OCEAN CITY — Worcester County’s first public dental clinic is expected to start seeing patients in March, bringing much-needed oral health to local low-income children.
And in a county recognized by Maryland Office of Oral Health as having one of the highest rates of tooth decay in the state, the almost $800,000 project may be long overdue.
The Worcester County Health Department is finalizing plans to renovate the old Berlin senior center for the state-funded clinic that will provide dental services to children on Medicaid and support preventative measures in the community. Currently, of the 22 dentists in the county, only one will see low-income patients.
However, while the clinic is necessary for the 14.8 percent of county children who did not have access to a dentist as recently as 2004, many think there are other preventative measures governments could be doing. The Ocean City/Assateague Democratic Club voted Wednesday night to lobby local officials to fluoridate the public water systems.
According to county Health Officer Debbie Goeller, Worcester has the lowest percentage of people on fluoridated water systems in the state.
“It’s a political issue,” Goeller said. “Until enough people say we want it, we won’t get it.”
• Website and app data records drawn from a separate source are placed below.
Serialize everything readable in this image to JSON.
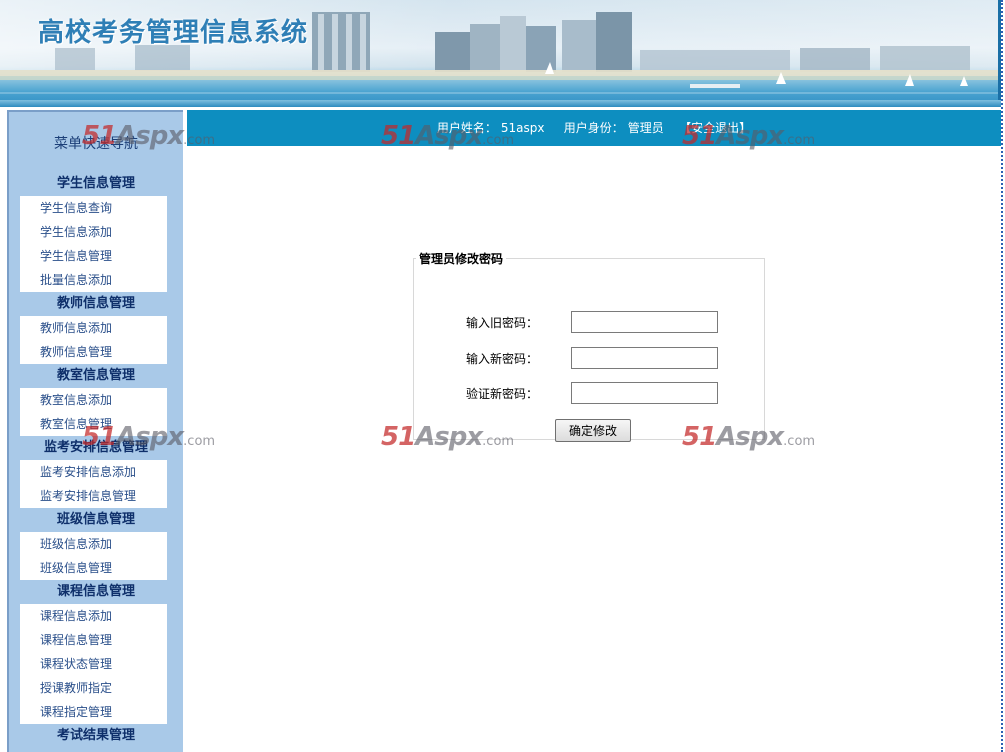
{
  "header": {
    "system_title": "高校考务管理信息系统"
  },
  "infobar": {
    "username_label": "用户姓名：",
    "username": "51aspx",
    "role_label": "用户身份：",
    "role": "管理员",
    "logout": "【安全退出】"
  },
  "sidebar": {
    "menu_title": "菜单快速导航",
    "categories": [
      {
        "title": "学生信息管理",
        "items": [
          "学生信息查询",
          "学生信息添加",
          "学生信息管理",
          "批量信息添加"
        ]
      },
      {
        "title": "教师信息管理",
        "items": [
          "教师信息添加",
          "教师信息管理"
        ]
      },
      {
        "title": "教室信息管理",
        "items": [
          "教室信息添加",
          "教室信息管理"
        ]
      },
      {
        "title": "监考安排信息管理",
        "items": [
          "监考安排信息添加",
          "监考安排信息管理"
        ]
      },
      {
        "title": "班级信息管理",
        "items": [
          "班级信息添加",
          "班级信息管理"
        ]
      },
      {
        "title": "课程信息管理",
        "items": [
          "课程信息添加",
          "课程信息管理",
          "课程状态管理",
          "授课教师指定",
          "课程指定管理"
        ]
      },
      {
        "title": "考试结果管理",
        "items": []
      }
    ]
  },
  "form": {
    "legend": "管理员修改密码",
    "old_password_label": "输入旧密码：",
    "old_password_value": "",
    "new_password_label": "输入新密码：",
    "new_password_value": "",
    "confirm_password_label": "验证新密码：",
    "confirm_password_value": "",
    "submit_label": "确定修改"
  },
  "watermark": {
    "brand": "51",
    "brand2": "Aspx",
    "suffix": ".com"
  }
}
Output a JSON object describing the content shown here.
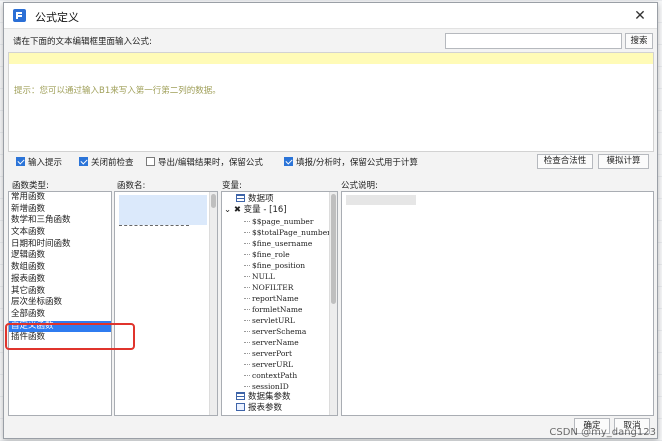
{
  "window": {
    "title": "公式定义",
    "close": "✕"
  },
  "prompt": "请在下面的文本编辑框里面输入公式:",
  "search": {
    "value": "",
    "button": "搜索"
  },
  "editor": {
    "hint": "提示：您可以通过输入B1来写入第一行第二列的数据。"
  },
  "options": {
    "input_hint": {
      "label": "输入提示",
      "checked": true
    },
    "check_before_close": {
      "label": "关闭前检查",
      "checked": true
    },
    "export_keep": {
      "label": "导出/编辑结果时，保留公式",
      "checked": false
    },
    "fill_keep": {
      "label": "填报/分析时，保留公式用于计算",
      "checked": true
    },
    "validate_button": "检查合法性",
    "simulate_button": "模拟计算"
  },
  "columns": {
    "function_type": "函数类型:",
    "function_name": "函数名:",
    "variable": "变量:",
    "description": "公式说明:"
  },
  "function_types": [
    "常用函数",
    "新增函数",
    "数学和三角函数",
    "文本函数",
    "日期和时间函数",
    "逻辑函数",
    "数组函数",
    "报表函数",
    "其它函数",
    "层次坐标函数",
    "全部函数",
    "自定义函数",
    "插件函数"
  ],
  "selected_function_type_index": 11,
  "variables": {
    "data_item": "数据项",
    "variable_group": "变量 - [16]",
    "items": [
      "$$page_number",
      "$$totalPage_number",
      "$fine_username",
      "$fine_role",
      "$fine_position",
      "NULL",
      "NOFILTER",
      "reportName",
      "formletName",
      "servletURL",
      "serverSchema",
      "serverName",
      "serverPort",
      "serverURL",
      "contextPath",
      "sessionID"
    ],
    "dataset_params": "数据集参数",
    "report_params": "报表参数"
  },
  "footer": {
    "ok": "确定",
    "cancel": "取消"
  },
  "watermark": "CSDN @my_dang123"
}
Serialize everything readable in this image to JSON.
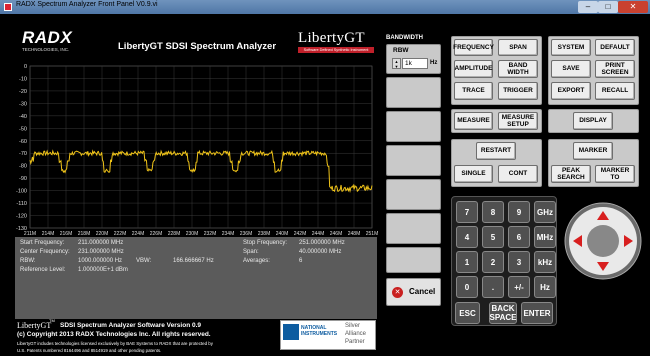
{
  "window": {
    "title": "RADX Spectrum Analyzer Front Panel V0.9.vi",
    "min": "–",
    "max": "□",
    "close": "✕"
  },
  "brand": {
    "radx_logo": "RADX",
    "radx_sub": "TECHNOLOGIES, INC.",
    "product_logo": "LibertyGT",
    "product_tagline": "Software Defined Synthetic Instrument",
    "footer_logo": "LibertyGT",
    "footer_tm": "TM"
  },
  "chart_data": {
    "type": "line",
    "title": "LibertyGT SDSI Spectrum Analyzer",
    "xlabel": "",
    "ylabel": "",
    "x_ticks": [
      "211M",
      "214M",
      "216M",
      "218M",
      "220M",
      "222M",
      "224M",
      "226M",
      "228M",
      "230M",
      "232M",
      "234M",
      "236M",
      "238M",
      "240M",
      "242M",
      "244M",
      "246M",
      "248M",
      "251M"
    ],
    "y_ticks": [
      "0",
      "-10",
      "-20",
      "-30",
      "-40",
      "-50",
      "-60",
      "-70",
      "-80",
      "-90",
      "-100",
      "-110",
      "-120",
      "-130"
    ],
    "xlim": [
      211,
      251
    ],
    "ylim": [
      -130,
      0
    ],
    "grid": true,
    "trace_color": "#f0c419",
    "series": [
      {
        "values": [
          -70,
          -70,
          -70,
          -70,
          -70,
          -70,
          -70,
          -70,
          -70,
          -70,
          -70,
          -70,
          -70,
          -70,
          -70,
          -70,
          -70,
          -70,
          -70,
          -70,
          -70,
          -70,
          -70,
          -70,
          -70,
          -70,
          -70,
          -70,
          -70,
          -70,
          -70,
          -70,
          -70,
          -70,
          -70,
          -70,
          -70,
          -70,
          -70,
          -70,
          -70,
          -70,
          -70,
          -70,
          -70,
          -70,
          -70,
          -70,
          -70,
          -70,
          -70,
          -70,
          -70,
          -70,
          -70,
          -70,
          -70,
          -70,
          -70,
          -70,
          -70,
          -70,
          -70,
          -70,
          -70,
          -70,
          -70,
          -70,
          -70,
          -70,
          -70,
          -70,
          -70,
          -70,
          -70,
          -70,
          -70,
          -70,
          -70,
          -70
        ],
        "x_start": 211,
        "x_end": 251
      }
    ],
    "nulls_at": [
      215,
      220,
      225,
      230,
      235,
      240
    ],
    "null_depth": -84,
    "signal_level": -70,
    "noise_floor": -98,
    "step_at": 246
  },
  "bandwidth": {
    "label": "BANDWIDTH",
    "rbw_label": "RBW",
    "rbw_value": "1k",
    "rbw_unit": "Hz"
  },
  "keys": {
    "frequency": "FREQUENCY",
    "span": "SPAN",
    "amplitude": "AMPLITUDE",
    "bandwidth": "BAND WIDTH",
    "trace": "TRACE",
    "trigger": "TRIGGER",
    "system": "SYSTEM",
    "default": "DEFAULT",
    "save": "SAVE",
    "print": "PRINT SCREEN",
    "export": "EXPORT",
    "recall": "RECALL",
    "measure": "MEASURE",
    "measure_setup": "MEASURE SETUP",
    "display": "DISPLAY",
    "restart": "RESTART",
    "single": "SINGLE",
    "cont": "CONT",
    "marker": "MARKER",
    "peak_search": "PEAK SEARCH",
    "marker_to": "MARKER TO"
  },
  "numpad": [
    "7",
    "8",
    "9",
    "GHz",
    "4",
    "5",
    "6",
    "MHz",
    "1",
    "2",
    "3",
    "kHz",
    "0",
    ".",
    "+/-",
    "Hz"
  ],
  "numpad_bottom": {
    "esc": "ESC",
    "back": "BACK SPACE",
    "enter": "ENTER"
  },
  "cancel": {
    "label": "Cancel",
    "icon": "✕"
  },
  "info": {
    "start_label": "Start Frequency:",
    "start_value": "211.000000 MHz",
    "center_label": "Center Frequency:",
    "center_value": "231.000000 MHz",
    "rbw_label": "RBW:",
    "rbw_value": "1000.000000 Hz",
    "vbw_label": "VBW:",
    "vbw_value": "166.666667 Hz",
    "ref_label": "Reference Level:",
    "ref_value": "1.000000E+1 dBm",
    "stop_label": "Stop Frequency:",
    "stop_value": "251.000000 MHz",
    "span_label": "Span:",
    "span_value": "40.000000 MHz",
    "avg_label": "Averages:",
    "avg_value": "6"
  },
  "footer": {
    "version": "SDSI Spectrum Analyzer Software Version 0.9",
    "copyright": "(c) Copyright 2013 RADX Technologies Inc. All rights reserved.",
    "license": "LibertyGT includes technologies licensed exclusively by BAE Systems to RADX that are protected by",
    "patents": "U.S. Patents numbered 8164496 and 8514919 and other pending patents.",
    "ni_name": "NATIONAL INSTRUMENTS",
    "ni_partner_1": "Silver",
    "ni_partner_2": "Alliance",
    "ni_partner_3": "Partner"
  }
}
While putting fluoride in public water has been proven to reduce dental problems in children, there are several issues facing the initiative in Worcester County. To begin with, many homes, businesses and even schools are served by wells, leaving it up to the owners to do something about it.
As for the public water systems, Goeller said, the seasonal nature of the county, concerns about cost and objection to any additives have created local resistance.
The water in Ocean Pines, for example, has never been fluoridated, because the creators of the originally seasonal community didn’t see the need.